[[ DATASET RECORDS, beginning ]]

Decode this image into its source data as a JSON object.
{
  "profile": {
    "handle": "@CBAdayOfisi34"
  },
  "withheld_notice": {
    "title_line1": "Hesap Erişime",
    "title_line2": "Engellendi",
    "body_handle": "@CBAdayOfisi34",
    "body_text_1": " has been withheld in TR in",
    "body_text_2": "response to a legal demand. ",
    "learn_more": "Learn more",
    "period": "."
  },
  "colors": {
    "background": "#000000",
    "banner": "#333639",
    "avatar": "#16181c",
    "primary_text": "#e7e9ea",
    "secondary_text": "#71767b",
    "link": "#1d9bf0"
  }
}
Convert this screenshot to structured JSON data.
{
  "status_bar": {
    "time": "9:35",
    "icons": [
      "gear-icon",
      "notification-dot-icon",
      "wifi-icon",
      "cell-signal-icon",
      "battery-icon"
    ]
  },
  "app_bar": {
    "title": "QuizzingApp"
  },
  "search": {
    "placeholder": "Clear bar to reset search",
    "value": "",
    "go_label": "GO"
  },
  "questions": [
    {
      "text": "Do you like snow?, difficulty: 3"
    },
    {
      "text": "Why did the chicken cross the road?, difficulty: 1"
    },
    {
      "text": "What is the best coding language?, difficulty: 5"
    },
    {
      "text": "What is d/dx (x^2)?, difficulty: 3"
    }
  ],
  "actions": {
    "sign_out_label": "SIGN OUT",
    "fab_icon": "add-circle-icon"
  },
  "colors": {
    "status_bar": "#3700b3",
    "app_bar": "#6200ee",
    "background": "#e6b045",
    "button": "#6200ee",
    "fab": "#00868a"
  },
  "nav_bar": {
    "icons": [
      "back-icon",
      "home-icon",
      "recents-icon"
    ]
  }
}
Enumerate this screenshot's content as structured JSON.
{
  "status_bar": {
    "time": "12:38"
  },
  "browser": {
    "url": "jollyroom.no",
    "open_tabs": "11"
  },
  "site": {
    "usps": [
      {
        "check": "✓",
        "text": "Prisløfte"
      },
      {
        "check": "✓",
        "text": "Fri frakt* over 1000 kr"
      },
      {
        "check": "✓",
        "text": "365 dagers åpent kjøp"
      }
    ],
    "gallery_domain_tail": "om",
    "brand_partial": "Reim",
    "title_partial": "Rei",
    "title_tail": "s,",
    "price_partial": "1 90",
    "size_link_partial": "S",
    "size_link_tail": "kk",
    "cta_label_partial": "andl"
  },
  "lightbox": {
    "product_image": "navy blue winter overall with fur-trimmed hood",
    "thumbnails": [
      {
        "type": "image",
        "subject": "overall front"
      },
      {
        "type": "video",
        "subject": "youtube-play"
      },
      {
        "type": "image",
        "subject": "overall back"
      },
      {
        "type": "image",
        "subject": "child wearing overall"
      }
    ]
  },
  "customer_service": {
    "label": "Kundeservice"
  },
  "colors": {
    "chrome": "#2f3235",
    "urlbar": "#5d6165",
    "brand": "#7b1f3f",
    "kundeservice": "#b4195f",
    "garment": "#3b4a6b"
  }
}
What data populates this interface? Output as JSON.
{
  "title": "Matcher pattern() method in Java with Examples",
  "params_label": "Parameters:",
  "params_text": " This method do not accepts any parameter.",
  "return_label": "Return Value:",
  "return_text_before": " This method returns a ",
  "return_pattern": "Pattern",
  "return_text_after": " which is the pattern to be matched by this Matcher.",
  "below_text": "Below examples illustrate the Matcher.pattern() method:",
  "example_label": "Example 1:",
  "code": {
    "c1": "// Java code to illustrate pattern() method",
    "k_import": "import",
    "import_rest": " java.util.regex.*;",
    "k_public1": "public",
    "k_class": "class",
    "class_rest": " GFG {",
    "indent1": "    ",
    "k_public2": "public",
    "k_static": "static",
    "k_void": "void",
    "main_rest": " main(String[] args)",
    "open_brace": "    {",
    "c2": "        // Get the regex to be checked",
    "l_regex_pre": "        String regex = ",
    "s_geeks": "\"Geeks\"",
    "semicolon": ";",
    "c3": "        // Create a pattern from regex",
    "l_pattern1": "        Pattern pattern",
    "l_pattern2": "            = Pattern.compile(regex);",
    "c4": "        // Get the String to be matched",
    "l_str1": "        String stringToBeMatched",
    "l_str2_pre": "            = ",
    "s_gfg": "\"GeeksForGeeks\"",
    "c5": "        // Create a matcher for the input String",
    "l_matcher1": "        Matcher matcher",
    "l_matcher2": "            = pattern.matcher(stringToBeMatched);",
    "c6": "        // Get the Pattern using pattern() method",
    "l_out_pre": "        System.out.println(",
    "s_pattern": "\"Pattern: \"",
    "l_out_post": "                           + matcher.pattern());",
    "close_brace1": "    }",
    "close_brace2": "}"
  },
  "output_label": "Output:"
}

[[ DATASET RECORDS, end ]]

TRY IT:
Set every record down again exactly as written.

THE ANSWER:
Decode this image into its source data as a JSON object.
{
  "profile": {
    "handle": "@CBAdayOfisi34"
  },
  "withheld_notice": {
    "title_line1": "Hesap Erişime",
    "title_line2": "Engellendi",
    "body_handle": "@CBAdayOfisi34",
    "body_text_1": " has been withheld in TR in",
    "body_text_2": "response to a legal demand. ",
    "learn_more": "Learn more",
    "period": "."
  },
  "colors": {
    "background": "#000000",
    "banner": "#333639",
    "avatar": "#16181c",
    "primary_text": "#e7e9ea",
    "secondary_text": "#71767b",
    "link": "#1d9bf0"
  }
}
Convert this screenshot to structured JSON data.
{
  "status_bar": {
    "time": "9:35",
    "icons": [
      "gear-icon",
      "notification-dot-icon",
      "wifi-icon",
      "cell-signal-icon",
      "battery-icon"
    ]
  },
  "app_bar": {
    "title": "QuizzingApp"
  },
  "search": {
    "placeholder": "Clear bar to reset search",
    "value": "",
    "go_label": "GO"
  },
  "questions": [
    {
      "text": "Do you like snow?, difficulty: 3"
    },
    {
      "text": "Why did the chicken cross the road?, difficulty: 1"
    },
    {
      "text": "What is the best coding language?, difficulty: 5"
    },
    {
      "text": "What is d/dx (x^2)?, difficulty: 3"
    }
  ],
  "actions": {
    "sign_out_label": "SIGN OUT",
    "fab_icon": "add-circle-icon"
  },
  "colors": {
    "status_bar": "#3700b3",
    "app_bar": "#6200ee",
    "background": "#e6b045",
    "button": "#6200ee",
    "fab": "#00868a"
  },
  "nav_bar": {
    "icons": [
      "back-icon",
      "home-icon",
      "recents-icon"
    ]
  }
}
Enumerate this screenshot's content as structured JSON.
{
  "status_bar": {
    "time": "12:38"
  },
  "browser": {
    "url": "jollyroom.no",
    "open_tabs": "11"
  },
  "site": {
    "usps": [
      {
        "check": "✓",
        "text": "Prisløfte"
      },
      {
        "check": "✓",
        "text": "Fri frakt* over 1000 kr"
      },
      {
        "check": "✓",
        "text": "365 dagers åpent kjøp"
      }
    ],
    "gallery_domain_tail": "om",
    "brand_partial": "Reim",
    "title_partial": "Rei",
    "title_tail": "s,",
    "price_partial": "1 90",
    "size_link_partial": "S",
    "size_link_tail": "kk",
    "cta_label_partial": "andl"
  },
  "lightbox": {
    "product_image": "navy blue winter overall with fur-trimmed hood",
    "thumbnails": [
      {
        "type": "image",
        "subject": "overall front"
      },
      {
        "type": "video",
        "subject": "youtube-play"
      },
      {
        "type": "image",
        "subject": "overall back"
      },
      {
        "type": "image",
        "subject": "child wearing overall"
      }
    ]
  },
  "customer_service": {
    "label": "Kundeservice"
  },
  "colors": {
    "chrome": "#2f3235",
    "urlbar": "#5d6165",
    "brand": "#7b1f3f",
    "kundeservice": "#b4195f",
    "garment": "#3b4a6b"
  }
}
What data populates this interface? Output as JSON.
{
  "title": "Matcher pattern() method in Java with Examples",
  "params_label": "Parameters:",
  "params_text": " This method do not accepts any parameter.",
  "return_label": "Return Value:",
  "return_text_before": " This method returns a ",
  "return_pattern": "Pattern",
  "return_text_after": " which is the pattern to be matched by this Matcher.",
  "below_text": "Below examples illustrate the Matcher.pattern() method:",
  "example_label": "Example 1:",
  "code": {
    "c1": "// Java code to illustrate pattern() method",
    "k_import": "import",
    "import_rest": " java.util.regex.*;",
    "k_public1": "public",
    "k_class": "class",
    "class_rest": " GFG {",
    "indent1": "    ",
    "k_public2": "public",
    "k_static": "static",
    "k_void": "void",
    "main_rest": " main(String[] args)",
    "open_brace": "    {",
    "c2": "        // Get the regex to be checked",
    "l_regex_pre": "        String regex = ",
    "s_geeks": "\"Geeks\"",
    "semicolon": ";",
    "c3": "        // Create a pattern from regex",
    "l_pattern1": "        Pattern pattern",
    "l_pattern2": "            = Pattern.compile(regex);",
    "c4": "        // Get the String to be matched",
    "l_str1": "        String stringToBeMatched",
    "l_str2_pre": "            = ",
    "s_gfg": "\"GeeksForGeeks\"",
    "c5": "        // Create a matcher for the input String",
    "l_matcher1": "        Matcher matcher",
    "l_matcher2": "            = pattern.matcher(stringToBeMatched);",
    "c6": "        // Get the Pattern using pattern() method",
    "l_out_pre": "        System.out.println(",
    "s_pattern": "\"Pattern: \"",
    "l_out_post": "                           + matcher.pattern());",
    "close_brace1": "    }",
    "close_brace2": "}"
  },
  "output_label": "Output:"
}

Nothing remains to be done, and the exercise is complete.